Vivan Paley was born in Chicago, Illinois. After receiving her Ph.B. from the University of Chicago in 1947, and a B.A. in Psychology from Newcomb College in 1950, she began her teaching career in New Orleans in the 1950s, and later in Great Neck, New York. It was during her time teaching in New Orleans that she began to reflect on some of the ways in which childhood learning at the time was being choked by an overemphasis on strict learning boundaries (e.g., that children could only be allowed to learn how to write in capital letters, not lower-case) and perfunctory memorization.
While teaching in Great Neck, she began to reflect on how play can be the "most usable context" for interaction and intellectual growth among kindergartners. This view, however, flew in the face of what many early education teachers thought at the time, that with the rise of television's easily accessible portrayals of violence, children were becoming too intense and restless, and if anything, needed more vigilant limits on playtime. Many of her insights during this time laid the foundation for her later writings.
After receiving her M.A. from Hofstra University in 1962, she returned to Chicago, where she dedicated the rest of her teaching career. It was during the 1970s that she began writing the books on early childhood learning (see below) which have made her so well regarded in early education circles. Despite her status today, however, she has described the first 13 years of her teaching career as being an "uninspired and uninspiring teacher."
Throughout her career, Paley wrote numerous books containing her observations of and reflections about her classroom and students, primarily those at the University of Chicago Laboratory Schools where she taught pre-school and kindergarten for many years. To collect her data, Paley made audio-recordings of her classrooms so that she could listen to and analyze the interactions that occurred. In so doing, she would often hear private conversations between children that would help her think about the unique way young children communicate with other young children.
Generally, each of her books contains one driving theme. For example, You Can’t Say You Can’t Play focuses on the desire of some students to exclude others during classroom playtime. Paley imposed a rule that children could not exclude other children from play, and discusses the importance of fairness in the classroom. In her books White Teacher and Kwanzaa and Me, Paley explores issues of multiculturalism within the classroom. In particular, she reflects on her own experiences as a white teacher of children of color and analyzes how she can best support and promote a racially diverse classroom.

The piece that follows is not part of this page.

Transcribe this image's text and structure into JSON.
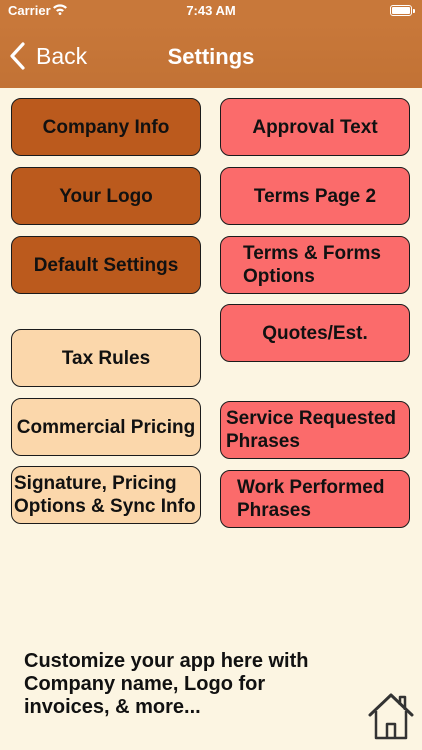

Many educators believe that Paley’s biggest legacy is in the area of storytelling and fantasy play, which she directly addresses in her books A Child’s Work: The Importance of Fantasy Play, The Boy Who Would Be a Helicopter, Bad Guys Don’t Have Birthdays: Fantasy Play at Four. Paley argues in these and other works that storytelling and fantasy play can significantly impact a child’s academic and social growth. They help young children make sense of the world around them, adapt to the classroom, develop language, and collaborate with peers. Some critics of the federal No Child Left Behind Act point to Paley’s research as evidence that learning and developing can take place using storytelling and other means, which should be used in lieu of, or in addition to, the NCLB-mandated direct instruction and teacher-led activities.
Vivian Gussin Paley is patron to MakeBelieve Arts. MakeBelieve Arts have an Early Years strand which is dedicated to Paleys work called Helicopter Stories: Letting Imagination Fly. This grew out of Vivian Gussin Paley's book The Boy Who Would Be a Helicopter (published 1990 Harvard University Press). After studying Vivian's work and visiting her in America, Artistic Director, Trisha Lee began pioneering the approach in the UK.White Teacher (1979). 2009, Second Edition, with a New Preface, ISBN 0674041798
Wally's Stories (1981)
Mollie is Three: Growing Up in School (1988) ISBN 978-0-226-64494-3
Bad Guys Don't Have Birthdays: Fantasy Play at Four (1988) ISBN 978-0-226-64496-7
The Boy Who Would Be A Helicopter (1991)
You Can't Say You Can't Play (1993)
Kwanzaa and Me: A Teacher's Story (1995)
The Girl With the Brown Crayon (1997)
The Kindness of Children (1999)
In Mrs. Tully's Room: A Child-Care Portrait (2001)
A Child's Work: The Importance of Fantasy Play (2004) ISBN 978-0-226-64489-9
The Boy on the Beach: Building Community through Play (2010) ISBN 978-0-226-64503-2
Boys and Girls: Superheroes in the Doll Corner (New Edition, 2014) ISBN 978-0-226-13010-1
Vivian Paley received a MacArthur Fellowship (Genius Grant) in 1989 in recognition of her books about young children, the Erikson Institute Award for Service to Children in 1987, the American Book Award for Lifetime Achievement from the Before Columbus Foundation in 1998, and the John Dewey Society's Outstanding Achievement Award in 2000. In 1997, Paley's book, The Girl With the Brown Crayon was awarded the Harvard University Press Virginia and Warren Stone Prize for the outstanding book about education and Society. In 1999, the National Council of Teachers of English awarded her the David H. Russell Award for Distinguished Teaching in English, also for The Girl With the Brown Crayon. In 2004, Paley was named Outstanding Educator by the National Council of Teachers of English.